Patients were represented by EpaC and AMAF Onlus. Marco BartoliThe director of new drug access at EpaC explained that patients and caregivers are very knowledgeable and interested in enriching their knowledge “For this reason, Epac has implemented a whole series of activities to make it increasingly participatory and informed. Patients ask questions about pathology, complications, symptom management, and above all, They are constantly seeking the opportunity to participate in trials, to obtain information about trial pathways for new drugs or therapeutic options, and for this reason it would be conceivable to create a tool that would facilitate the recruitment or at least further highlight these trials.”
Another topic: the need to establish a regional liver network and provide more information: “Often, he added Marco Bartoli – It is limited to very small areas and fragments the world of the liver, for this reason it will be necessary to establish a regional hepatobiliary network in which patient steps and reference centers will be determined.
Finally, we can create the most beautiful paths but communication is of the essence: it is hard to find information and try to make it available to patients and centers of excellence.”
David Salvioni, President of AMAF ONLUS, Autoimmune Liver Disease Society, focused on early diagnosis and the association’s activities. “In cases where indicators of liver function are incorrect, offering antibody assessment may be an option that I would not rule out, as this is part of a network concept between specialists and general practitioners where the latter has an important role in identifying warning signs of disease.
Amaf has trained two expert patients to be able to speak at discussion tables, we have a how-to guide to be able to suggest the best treatment centers nationwide to our colleagues, we provide moral support and soon we will open a window dedicated to patients. rights.

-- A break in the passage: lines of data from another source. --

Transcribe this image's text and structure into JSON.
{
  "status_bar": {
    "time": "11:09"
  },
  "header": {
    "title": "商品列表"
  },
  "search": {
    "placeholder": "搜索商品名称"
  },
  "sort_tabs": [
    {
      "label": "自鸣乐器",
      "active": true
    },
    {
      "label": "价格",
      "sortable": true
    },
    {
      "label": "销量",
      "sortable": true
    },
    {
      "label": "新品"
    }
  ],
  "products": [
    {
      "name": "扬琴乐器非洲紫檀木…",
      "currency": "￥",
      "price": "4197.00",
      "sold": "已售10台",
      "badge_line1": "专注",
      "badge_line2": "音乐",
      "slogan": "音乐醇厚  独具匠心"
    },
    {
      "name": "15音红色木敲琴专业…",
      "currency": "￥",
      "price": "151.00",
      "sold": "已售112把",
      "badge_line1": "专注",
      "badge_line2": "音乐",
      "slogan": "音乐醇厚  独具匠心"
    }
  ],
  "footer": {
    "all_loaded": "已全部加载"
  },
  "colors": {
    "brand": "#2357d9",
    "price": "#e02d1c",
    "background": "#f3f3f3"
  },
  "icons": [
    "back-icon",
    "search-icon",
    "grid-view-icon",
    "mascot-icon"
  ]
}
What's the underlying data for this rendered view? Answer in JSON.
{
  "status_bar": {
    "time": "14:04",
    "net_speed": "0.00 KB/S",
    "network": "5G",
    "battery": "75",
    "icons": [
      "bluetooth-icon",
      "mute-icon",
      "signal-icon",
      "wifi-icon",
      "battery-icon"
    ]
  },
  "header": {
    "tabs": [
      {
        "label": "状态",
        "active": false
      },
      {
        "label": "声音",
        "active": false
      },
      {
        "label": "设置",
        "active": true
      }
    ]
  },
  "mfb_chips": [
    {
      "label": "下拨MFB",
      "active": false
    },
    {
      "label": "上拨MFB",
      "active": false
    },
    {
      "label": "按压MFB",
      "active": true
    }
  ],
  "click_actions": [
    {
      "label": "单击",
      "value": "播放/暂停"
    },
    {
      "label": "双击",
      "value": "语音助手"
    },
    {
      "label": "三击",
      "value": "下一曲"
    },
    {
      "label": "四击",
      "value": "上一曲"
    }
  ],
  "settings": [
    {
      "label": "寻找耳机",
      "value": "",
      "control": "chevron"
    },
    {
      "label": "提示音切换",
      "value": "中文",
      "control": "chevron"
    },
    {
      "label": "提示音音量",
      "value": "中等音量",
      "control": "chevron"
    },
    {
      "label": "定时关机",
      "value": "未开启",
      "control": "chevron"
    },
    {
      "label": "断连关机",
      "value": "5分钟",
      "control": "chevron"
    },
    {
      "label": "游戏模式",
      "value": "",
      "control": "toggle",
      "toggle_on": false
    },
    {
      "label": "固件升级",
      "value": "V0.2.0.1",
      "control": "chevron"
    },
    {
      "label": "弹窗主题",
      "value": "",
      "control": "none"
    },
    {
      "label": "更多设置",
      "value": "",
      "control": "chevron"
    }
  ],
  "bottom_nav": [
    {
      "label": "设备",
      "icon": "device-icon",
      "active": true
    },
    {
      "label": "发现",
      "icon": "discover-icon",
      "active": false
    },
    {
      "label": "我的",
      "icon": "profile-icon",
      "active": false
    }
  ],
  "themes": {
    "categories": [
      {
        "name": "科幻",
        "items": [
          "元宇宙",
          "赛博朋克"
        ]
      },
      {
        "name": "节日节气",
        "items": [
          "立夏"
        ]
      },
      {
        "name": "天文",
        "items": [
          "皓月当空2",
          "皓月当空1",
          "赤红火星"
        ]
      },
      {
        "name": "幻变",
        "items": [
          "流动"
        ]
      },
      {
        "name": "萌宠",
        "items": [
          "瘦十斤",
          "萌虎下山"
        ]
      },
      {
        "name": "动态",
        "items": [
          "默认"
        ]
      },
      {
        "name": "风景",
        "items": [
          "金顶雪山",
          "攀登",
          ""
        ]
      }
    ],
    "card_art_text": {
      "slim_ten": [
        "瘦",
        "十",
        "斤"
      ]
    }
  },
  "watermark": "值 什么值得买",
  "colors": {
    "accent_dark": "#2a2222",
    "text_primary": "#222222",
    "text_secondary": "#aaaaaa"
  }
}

Finally, since our birth, we have been struggling to identify rare diseases of two diseases, primary cholangitis and autoimmune hepatitis, which although considered rare at the European level are not at the national level and with Uniamo we are collaborating to try to gain recognition.”
Close the workbench Franco Ripa, Head of Health and Social Health Planning. Deputy for the Directorate of Health and Welfare in the Piedmont Region who explained: “Autoimmune liver disease is a health problem in which medicine is making significant progress. To date, prevention measures are mainly of general and behavioral type. Thus, in this context, early diagnosis and development of appropriate management is fundamental to guiding patients toward organizational settings and treatments. The most convenient, according to an integrated model between the hospital and the territory.”